This is the biggest popular festivity in Mendoza. In these days, everything vibrates and is decorated. The crowning of a year of hard work in the vineyard is done at the Central Act at the first Saturday of March night at the Greek Theatre Frank Romero Day.
On the Friday evening prior to the Central Act a parade called Via Blanca de las Reinas is done. There floats from each department, and on Saturday morning, there is the Carrousel of the Queens, where, accompanying the same floats of the night before, there are coaches and carts of the colonial era, vintage cars, gauchos on horseback, invited foreign fellows, groups of actors and musicians.
The Harvest Festival begins in the second half of January, with various acts in each of the departments that form the province, which elect a representative among the women from Mendoza, and all of them, in the Central Act, will compete for the National Queen Crown. In these departmental celebrations, is where the cultural and artistic activities delight the rural workers with folk music and dances, typical food, sports and shows of Creole skills.
The venerated image of the Virgin of Carrodilla, patroness of the vineyards, presides over the religious ceremony of the blessing of the fruit, officiated by the Archbishop of Mendoza, at the last Sunday of February. In this occasion, the governor of the province gives the traditional Beat in the grid of the plough, which represents the former ploughmen call to rest.
The festival is a multidisciplinary show where poets, writers, musicians, artists, actors and choreographers are involved. It is done with around 600 people on the stage, accompanied by more than 250 kilometres of cables, 50 types of pyrotechnic effects to dazzle with tons of fireworks, music, laser beam, and about 400 light boxes.
Then after the show, takes place the election and the coronation of the National Queen. This is when the public participation reaches its maximum emotion. The show is repeated the following night, accompanied by the performance of major national artists. The Great Festival continues until the beginning of April with folk festivals, performances and sports competitions.
Here we should emphasise the Greek theatre called Frank Romero Day, which lies in the west of the city at the foothills of Cerro de La Gloria. It was designed by the architect Ashley Ramos Correa. It is a gem between the hills and has the capacity for 22,000 seated spectators; the latter are joined by a similar amount which are located in the surrounding hills.
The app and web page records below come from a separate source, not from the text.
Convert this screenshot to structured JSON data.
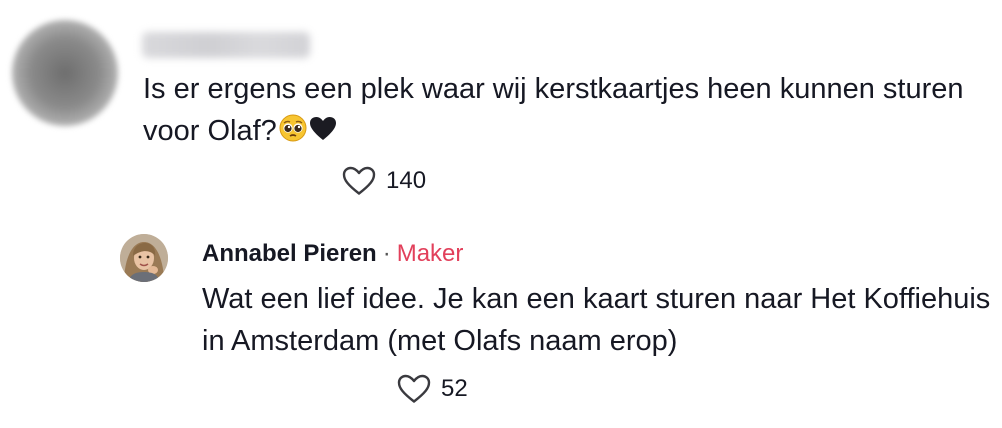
{
  "comment": {
    "text": "Is er ergens een plek waar wij kerstkaartjes heen kunnen sturen voor Olaf?",
    "emojis": [
      "pleading-face-icon",
      "black-heart-icon"
    ],
    "likes": "140"
  },
  "reply": {
    "author": "Annabel Pieren",
    "separator": "·",
    "badge": "Maker",
    "text": "Wat een lief idee. Je kan een kaart sturen naar Het Koffiehuis in Amsterdam (met Olafs naam erop)",
    "likes": "52"
  },
  "colors": {
    "text": "#161823",
    "badge": "#e2405b",
    "icon_stroke": "#3a3a3f"
  }
}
Several stages are displayed at different levels; the biggest has 130 metres in the front and offers an angle of 180 degrees of visibility.